It was a particularly hard time both in my family life and my career. I was in my mid 30’s, knee deep in a new sales career. I was a new stepmom trying hard to maneuver thru all the responsibilities and challenges that represented. I was doing well as a sales person and needed to take the next leap in my career. That leap was to gain a position as a Director of Sales. Even though there were no guarantees, I was in line for a potential promotion. To help that along it needed a bit of a push. That push was expensive. My husband and I had a long discussion about it. We decided it was worth the risk.
That push required a serious upgrade to my wardrobe and to make a trip that would allow me to showcase the fact that I was capable. My two stepdaughters were visiting, so I took the youngest along to have some fun. It was a difficult decision as to what clothes to buy and what would be best for my intended purpose. After some time, I was able to make what I hoped would be good choices. In order to buy these clothes, I needed to open an account with the store. It was the only way I could afford to do this. What little cash I had went for some needed incidentals.
With bags in hand, my stepdaughter and I left the store. On our way to meet her father, she had eyed a $9 tee shirt she really wanted. I explained I was unable to buy it for her. I had no money left, in any form, to do so. At the time, all I could think of was the risk I was taking to buy those VERY expensive clothes I was carrying for a position I may, or may not, get.
With my husband’s support, I set my plans and made the trip along with other expenses we could ill afford. In the end it was worth the risk, I made a great impression with my determination and presence. I got the promotion I had so hoped to obtain. That promotion was the start of a very long and successful career propelling me into a number of senior management positions.
Fast forward to a recent time – in an offhand conversation with my youngest stepdaughter, she mentioned a childhood perception she had held onto since she was nine years old. She was still angry about me not buying her that $9 tee shirt. She expressed her anger by sighting the fact I had bought all those expensive clothes and simply couldn’t understand why I hadn’t parted with $9 for that tee shirt. I was stunned; so stunned I didn’t offer any explanation.
The back story was simple. In order to improve our lives, hers included, I needed to buy clothes with money I didn’t have and take a trip we could ill afford, in the hope I would land a better position. The clothing purchase, trip and incidental expenses took me well over two years to pay off.
This experience caused me to think.
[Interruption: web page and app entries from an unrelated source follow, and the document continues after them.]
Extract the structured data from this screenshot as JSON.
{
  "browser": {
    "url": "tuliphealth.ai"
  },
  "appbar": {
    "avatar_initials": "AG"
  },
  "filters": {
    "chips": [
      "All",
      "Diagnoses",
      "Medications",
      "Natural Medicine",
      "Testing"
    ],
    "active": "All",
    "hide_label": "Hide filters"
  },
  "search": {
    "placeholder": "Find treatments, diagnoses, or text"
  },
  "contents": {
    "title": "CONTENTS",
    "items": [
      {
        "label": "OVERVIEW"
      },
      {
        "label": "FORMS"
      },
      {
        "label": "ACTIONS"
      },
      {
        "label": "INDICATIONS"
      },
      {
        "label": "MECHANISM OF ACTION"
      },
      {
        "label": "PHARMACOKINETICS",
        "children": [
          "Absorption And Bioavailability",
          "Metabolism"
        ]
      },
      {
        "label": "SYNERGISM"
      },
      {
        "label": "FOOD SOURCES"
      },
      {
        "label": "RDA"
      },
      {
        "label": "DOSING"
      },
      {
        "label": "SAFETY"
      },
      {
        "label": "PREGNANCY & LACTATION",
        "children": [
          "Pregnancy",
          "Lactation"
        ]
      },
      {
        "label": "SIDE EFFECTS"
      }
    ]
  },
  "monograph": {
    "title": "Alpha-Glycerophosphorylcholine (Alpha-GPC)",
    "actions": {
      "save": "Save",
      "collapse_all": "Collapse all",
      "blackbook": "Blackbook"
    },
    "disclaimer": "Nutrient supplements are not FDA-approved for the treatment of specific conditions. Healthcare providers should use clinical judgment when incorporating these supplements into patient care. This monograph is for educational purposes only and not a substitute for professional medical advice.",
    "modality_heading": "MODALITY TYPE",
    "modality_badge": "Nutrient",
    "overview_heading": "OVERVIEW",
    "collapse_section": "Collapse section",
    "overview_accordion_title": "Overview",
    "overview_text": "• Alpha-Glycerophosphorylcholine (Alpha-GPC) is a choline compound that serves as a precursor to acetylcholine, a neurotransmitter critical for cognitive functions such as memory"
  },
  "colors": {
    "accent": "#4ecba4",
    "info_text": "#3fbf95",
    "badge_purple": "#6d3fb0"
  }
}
Why is it we hang on to a childhood perception well into our adult years? Does it not occur to us that it’s a child’s memory without the knowledge of the complete story? I think of my perceptions I too had held about my parents. How it took many years, conversations and forgiveness to understand the full back-story to shift my misperceptions. We all do it. If we’re lucky, we’ll find a way to come to terms with these hurts (misperceptions if you will) and gain an appreciation of all our parents struggles, sacrifices and accomplishments. In my parents’ case it was to give my brothers and me a better life.
As my stepdaughter moves forward in her life and as her children grow, I know she will deal with the same thing. My hope is her children will question their childhood perception or beliefs, gaining a better understanding of the sacrifices she’s made to give them a good life.
What have I learned? To coin a phrase from a recent post by Patricia Weber: “Staying in our head too often can close our heart.” How very true that is. It’s important to never assume that a snapshot of an experience, past or present, is all encompassing. There may be much more to the story that could change our perception of that moment in time. Lastly, to carry a hurt, real or not, for a lifetime is such a burden. It solves nothing. There are times we just need to put it down and let it go.
Have you clung to a childhood perception about an event that proved to be wrong? Have you had a perception about something you did that surprised you? What were your reactions and feelings? What childhood perception or memory have you had that proved to be untrue?
Life’s journey continues…